Profar’s epic 11-pitch at-bat would be the stuff of legends in a playoff game, but on May 1 it’s just a depressing footnote in the Indians’ ongoing struggles this season. He was able to work a 3-0 count, before Mike Clevinger, to his credit, brought it back to 2-3. Profar then fouled off five straight pitches before putting the 11th pitch of the at-bat in play for a two-run double. If Jurickson Profar rising from the dead to grind out an at-bat against isn’t the epitome of the first month of the season, I don’t know what is.

Clevinger had a couple bad at-bats, but overall he finished 6.2 innings only giving up three earned runs and striking out seven. His lone home run was a Nomar Mazara solo shot. That guy is pretty good.

The top-third of the lineup contributed tonight in the losing effort, too — Francisco Lindor, Jason Kipnis, and Jose Ramirez combined to go 6-for-17 with two runs batted in and only 12 runners stranded on base. I say only, because the rest of the lineup combined to leave 18 on base, which seems like a glitch on’s box score, but I’m too scared to count and actually see if that’s true.

Michael Brantley may have only had one hit in this game (in six at-bats), but it was the biggest.
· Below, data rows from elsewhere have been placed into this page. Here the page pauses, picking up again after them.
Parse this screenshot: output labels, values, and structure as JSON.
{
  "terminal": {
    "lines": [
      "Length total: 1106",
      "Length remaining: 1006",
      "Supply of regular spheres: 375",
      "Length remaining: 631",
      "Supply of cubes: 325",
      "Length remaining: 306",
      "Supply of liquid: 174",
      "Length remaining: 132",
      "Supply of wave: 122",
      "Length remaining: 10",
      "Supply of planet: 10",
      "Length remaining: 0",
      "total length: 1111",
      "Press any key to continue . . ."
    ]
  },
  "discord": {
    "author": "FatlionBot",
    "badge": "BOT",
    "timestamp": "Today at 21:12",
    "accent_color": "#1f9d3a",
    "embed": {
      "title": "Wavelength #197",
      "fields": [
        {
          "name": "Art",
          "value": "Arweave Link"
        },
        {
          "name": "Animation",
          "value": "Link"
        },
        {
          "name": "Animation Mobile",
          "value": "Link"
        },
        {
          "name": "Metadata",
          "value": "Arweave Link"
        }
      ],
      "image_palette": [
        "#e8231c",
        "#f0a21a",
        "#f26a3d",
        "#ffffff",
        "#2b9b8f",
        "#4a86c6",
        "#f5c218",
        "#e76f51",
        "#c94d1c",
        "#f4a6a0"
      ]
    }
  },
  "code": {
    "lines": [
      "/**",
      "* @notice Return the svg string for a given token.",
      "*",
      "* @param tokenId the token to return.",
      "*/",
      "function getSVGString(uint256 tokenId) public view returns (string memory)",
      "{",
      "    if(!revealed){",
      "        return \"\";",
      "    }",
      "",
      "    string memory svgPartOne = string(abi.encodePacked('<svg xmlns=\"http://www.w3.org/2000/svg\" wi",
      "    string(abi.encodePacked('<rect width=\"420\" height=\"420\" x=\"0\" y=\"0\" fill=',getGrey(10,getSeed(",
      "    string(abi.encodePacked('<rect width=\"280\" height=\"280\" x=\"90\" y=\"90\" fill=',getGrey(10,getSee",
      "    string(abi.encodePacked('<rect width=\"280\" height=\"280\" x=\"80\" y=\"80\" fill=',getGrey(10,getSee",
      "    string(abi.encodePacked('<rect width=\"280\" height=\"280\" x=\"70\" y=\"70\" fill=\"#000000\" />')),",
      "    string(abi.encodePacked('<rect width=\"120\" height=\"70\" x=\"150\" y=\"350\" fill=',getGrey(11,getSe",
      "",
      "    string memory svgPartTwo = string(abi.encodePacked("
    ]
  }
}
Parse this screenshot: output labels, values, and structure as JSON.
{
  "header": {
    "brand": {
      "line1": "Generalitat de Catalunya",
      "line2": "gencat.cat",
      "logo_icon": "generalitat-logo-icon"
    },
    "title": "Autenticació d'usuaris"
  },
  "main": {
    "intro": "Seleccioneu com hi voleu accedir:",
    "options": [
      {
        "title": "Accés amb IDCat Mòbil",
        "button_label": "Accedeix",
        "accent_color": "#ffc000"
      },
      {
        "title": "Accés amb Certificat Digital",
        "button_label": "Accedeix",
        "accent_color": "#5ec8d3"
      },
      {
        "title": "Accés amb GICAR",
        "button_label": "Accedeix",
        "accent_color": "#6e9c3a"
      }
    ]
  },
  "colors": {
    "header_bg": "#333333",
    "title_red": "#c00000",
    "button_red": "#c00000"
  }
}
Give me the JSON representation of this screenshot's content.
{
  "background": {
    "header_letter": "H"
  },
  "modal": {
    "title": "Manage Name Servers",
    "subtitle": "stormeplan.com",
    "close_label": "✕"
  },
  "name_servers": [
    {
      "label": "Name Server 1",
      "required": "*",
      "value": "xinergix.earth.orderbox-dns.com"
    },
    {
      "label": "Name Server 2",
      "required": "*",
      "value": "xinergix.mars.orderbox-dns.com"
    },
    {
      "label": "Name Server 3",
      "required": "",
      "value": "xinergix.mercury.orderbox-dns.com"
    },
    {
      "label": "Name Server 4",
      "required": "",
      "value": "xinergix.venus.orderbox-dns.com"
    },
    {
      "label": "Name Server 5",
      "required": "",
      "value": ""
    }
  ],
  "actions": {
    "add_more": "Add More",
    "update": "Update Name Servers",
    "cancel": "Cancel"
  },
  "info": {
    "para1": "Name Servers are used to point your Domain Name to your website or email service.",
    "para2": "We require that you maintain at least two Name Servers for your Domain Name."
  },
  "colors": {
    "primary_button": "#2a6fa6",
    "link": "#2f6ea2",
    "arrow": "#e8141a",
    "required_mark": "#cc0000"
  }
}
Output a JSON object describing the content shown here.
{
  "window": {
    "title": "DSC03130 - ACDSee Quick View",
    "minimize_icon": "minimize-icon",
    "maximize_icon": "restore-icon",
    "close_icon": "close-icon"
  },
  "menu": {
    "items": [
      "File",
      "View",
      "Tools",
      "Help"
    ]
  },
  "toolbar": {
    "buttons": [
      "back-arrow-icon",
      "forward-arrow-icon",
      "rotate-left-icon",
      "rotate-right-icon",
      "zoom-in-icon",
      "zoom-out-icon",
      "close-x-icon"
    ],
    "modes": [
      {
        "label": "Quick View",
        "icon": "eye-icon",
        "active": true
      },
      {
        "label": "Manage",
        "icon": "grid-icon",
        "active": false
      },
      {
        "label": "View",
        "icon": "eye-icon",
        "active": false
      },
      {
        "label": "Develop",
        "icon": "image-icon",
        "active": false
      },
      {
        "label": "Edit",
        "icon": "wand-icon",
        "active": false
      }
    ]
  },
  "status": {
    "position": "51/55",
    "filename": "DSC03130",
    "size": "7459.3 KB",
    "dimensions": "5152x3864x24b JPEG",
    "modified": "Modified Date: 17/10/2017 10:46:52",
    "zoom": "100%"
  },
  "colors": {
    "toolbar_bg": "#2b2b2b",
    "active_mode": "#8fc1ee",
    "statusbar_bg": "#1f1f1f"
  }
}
The biggest of the game, maybe the biggest of the season, and it was the first of its kind:

If you’re a fan of Win Probability Added, Brantley’s slam had an astounding WPA of .489, meaning he improved the Indians’ odds to win by almost 50 percent with one grand swing of the bat. If you’re a visual learner, enjoy this FanGraphs Win Probability Chart for the game (at least the part that’s enjoyable):

What kid hasn’t pretended to be up to bat down by four with the bases loaded, two outs, and two strikes in the bottom of the ninth? The end result in those fantasies is always you, the hero, coming through and tying the game with a grand slam. The crowd goes wild as you try and do that fake, quiet audience cheer noise.

Brantley got to live out that exact fantasy. His dramatic grand slam tied the game at six in the bottom of the ninth and gave the Indians all the momentum with Edwin Encarnacion and Yonder Alonso coming up to bat to put the game away.

If tonight was the incarnation of backyard childhood fantasies, we should all be glad they usually end right after the home run, because what follows isn’t a pretty sight.

Edwin did his job by returning a 98 mile-per-hour four-seamer to center field for a single. With Rajai Davis pinch running, Alonso had a pretty rough at-bat, we’ll call it. Davis had a mile headstart more than once for an easy steal, but Alonso just kept swinging and fouling off pitches instead of letting the Really Fast Man take a free base. He seemed to realize it, but he just kept doing it and Rajai kept trotting back to first, out of scoring position.

It didn’t matter in the end, because Alonso struck out anyway. Because. Of. Course. He. Did.

In extras, all the flaws of the Indians were put under a spotlight. They couldn’t hit for anything, and the Andrew Millerless bullpen had no answer for the Texas Rangers third-stringers. Nick Goody happened to be on the mound when back-to-back home runs were hit, but it could have easily happened to anyone with an arm in the Tribe bullpen. Tyler Olson was taxed yesterday but forced to pitch again today, and Goody had to face nine pitchers before things went south.

We’ll always have that ninth inning, at least.